Exercise directions: Determine the number of lines in the listing below that hold the word "title". Write the number alone.

Input data:
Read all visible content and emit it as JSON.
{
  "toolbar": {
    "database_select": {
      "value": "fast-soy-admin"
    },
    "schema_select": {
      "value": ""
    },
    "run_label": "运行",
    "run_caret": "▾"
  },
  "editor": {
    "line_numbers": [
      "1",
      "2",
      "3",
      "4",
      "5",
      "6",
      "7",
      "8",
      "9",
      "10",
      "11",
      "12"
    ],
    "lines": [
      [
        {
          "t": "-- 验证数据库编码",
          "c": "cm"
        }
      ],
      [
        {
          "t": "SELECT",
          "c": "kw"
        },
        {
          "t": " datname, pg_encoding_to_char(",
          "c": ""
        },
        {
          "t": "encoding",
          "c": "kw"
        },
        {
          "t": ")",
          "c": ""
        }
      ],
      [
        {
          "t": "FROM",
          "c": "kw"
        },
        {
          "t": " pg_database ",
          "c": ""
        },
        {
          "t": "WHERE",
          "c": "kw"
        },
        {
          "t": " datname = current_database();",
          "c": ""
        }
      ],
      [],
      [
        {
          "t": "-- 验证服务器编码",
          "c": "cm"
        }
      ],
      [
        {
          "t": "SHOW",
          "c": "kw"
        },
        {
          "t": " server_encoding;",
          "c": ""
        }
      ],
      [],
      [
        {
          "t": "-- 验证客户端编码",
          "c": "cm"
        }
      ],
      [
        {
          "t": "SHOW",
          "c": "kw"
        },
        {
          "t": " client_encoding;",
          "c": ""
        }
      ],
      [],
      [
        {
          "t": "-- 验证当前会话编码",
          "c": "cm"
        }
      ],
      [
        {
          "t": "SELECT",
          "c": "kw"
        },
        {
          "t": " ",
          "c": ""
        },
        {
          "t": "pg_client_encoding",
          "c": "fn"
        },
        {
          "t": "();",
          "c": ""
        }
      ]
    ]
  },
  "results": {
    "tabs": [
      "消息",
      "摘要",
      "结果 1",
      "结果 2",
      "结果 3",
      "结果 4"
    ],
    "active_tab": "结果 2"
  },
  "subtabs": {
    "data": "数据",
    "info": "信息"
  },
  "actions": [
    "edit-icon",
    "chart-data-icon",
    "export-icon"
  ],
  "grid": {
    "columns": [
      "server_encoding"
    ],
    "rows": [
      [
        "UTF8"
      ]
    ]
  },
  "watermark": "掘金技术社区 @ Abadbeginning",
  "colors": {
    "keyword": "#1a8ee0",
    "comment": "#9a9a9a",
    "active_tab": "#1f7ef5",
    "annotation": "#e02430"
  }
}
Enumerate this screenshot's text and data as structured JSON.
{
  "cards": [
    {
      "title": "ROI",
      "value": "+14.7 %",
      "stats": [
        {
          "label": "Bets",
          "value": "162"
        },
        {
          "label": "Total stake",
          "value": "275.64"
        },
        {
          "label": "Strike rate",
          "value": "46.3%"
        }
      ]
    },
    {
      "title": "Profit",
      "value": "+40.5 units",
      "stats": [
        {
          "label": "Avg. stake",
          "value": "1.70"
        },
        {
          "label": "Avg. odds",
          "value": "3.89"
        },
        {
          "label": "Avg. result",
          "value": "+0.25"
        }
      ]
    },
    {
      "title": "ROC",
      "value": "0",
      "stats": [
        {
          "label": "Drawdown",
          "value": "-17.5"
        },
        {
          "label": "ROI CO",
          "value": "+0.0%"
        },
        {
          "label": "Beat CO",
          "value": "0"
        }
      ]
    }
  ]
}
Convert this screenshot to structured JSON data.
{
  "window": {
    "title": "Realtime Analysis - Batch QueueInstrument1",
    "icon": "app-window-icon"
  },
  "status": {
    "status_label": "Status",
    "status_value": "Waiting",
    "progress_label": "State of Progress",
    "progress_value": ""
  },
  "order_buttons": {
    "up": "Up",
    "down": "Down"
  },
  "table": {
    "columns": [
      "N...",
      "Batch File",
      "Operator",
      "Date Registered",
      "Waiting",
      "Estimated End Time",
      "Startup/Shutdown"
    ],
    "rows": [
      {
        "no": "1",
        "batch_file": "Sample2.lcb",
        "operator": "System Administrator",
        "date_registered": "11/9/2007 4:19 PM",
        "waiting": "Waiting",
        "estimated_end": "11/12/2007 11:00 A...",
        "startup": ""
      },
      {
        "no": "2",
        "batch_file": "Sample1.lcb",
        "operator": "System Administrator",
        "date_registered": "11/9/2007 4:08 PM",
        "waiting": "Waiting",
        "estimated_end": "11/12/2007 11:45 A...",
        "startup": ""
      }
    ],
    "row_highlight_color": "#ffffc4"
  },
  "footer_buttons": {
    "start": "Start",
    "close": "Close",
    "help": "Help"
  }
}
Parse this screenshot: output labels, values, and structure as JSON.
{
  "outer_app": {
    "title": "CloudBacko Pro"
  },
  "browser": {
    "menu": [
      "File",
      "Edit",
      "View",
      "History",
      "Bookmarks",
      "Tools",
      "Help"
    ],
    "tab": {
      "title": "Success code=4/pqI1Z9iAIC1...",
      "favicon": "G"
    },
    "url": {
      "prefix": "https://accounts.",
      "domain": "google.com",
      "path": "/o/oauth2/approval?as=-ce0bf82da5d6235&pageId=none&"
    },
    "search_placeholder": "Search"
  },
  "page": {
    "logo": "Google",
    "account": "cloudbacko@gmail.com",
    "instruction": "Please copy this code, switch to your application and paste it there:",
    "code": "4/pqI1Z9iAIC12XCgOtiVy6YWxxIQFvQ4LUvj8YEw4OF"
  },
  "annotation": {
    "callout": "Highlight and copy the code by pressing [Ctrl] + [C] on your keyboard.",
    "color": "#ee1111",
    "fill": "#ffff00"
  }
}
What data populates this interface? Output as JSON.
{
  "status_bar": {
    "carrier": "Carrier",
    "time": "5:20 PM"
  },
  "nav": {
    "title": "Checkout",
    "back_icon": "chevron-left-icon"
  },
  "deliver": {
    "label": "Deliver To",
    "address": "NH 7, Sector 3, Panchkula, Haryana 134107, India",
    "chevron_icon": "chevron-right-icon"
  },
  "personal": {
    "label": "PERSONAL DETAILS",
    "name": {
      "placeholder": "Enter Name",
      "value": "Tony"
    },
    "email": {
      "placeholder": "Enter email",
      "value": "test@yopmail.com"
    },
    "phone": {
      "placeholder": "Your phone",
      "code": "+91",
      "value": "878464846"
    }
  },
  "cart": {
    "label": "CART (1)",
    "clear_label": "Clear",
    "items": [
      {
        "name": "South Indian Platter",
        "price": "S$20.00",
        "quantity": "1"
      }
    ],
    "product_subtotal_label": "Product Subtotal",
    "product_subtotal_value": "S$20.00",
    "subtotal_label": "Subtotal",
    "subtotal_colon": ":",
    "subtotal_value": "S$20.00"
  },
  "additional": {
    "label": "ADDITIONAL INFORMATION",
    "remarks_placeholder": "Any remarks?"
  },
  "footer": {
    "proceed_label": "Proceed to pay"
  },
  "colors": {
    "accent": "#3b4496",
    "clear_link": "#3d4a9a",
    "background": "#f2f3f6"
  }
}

Completed task: 7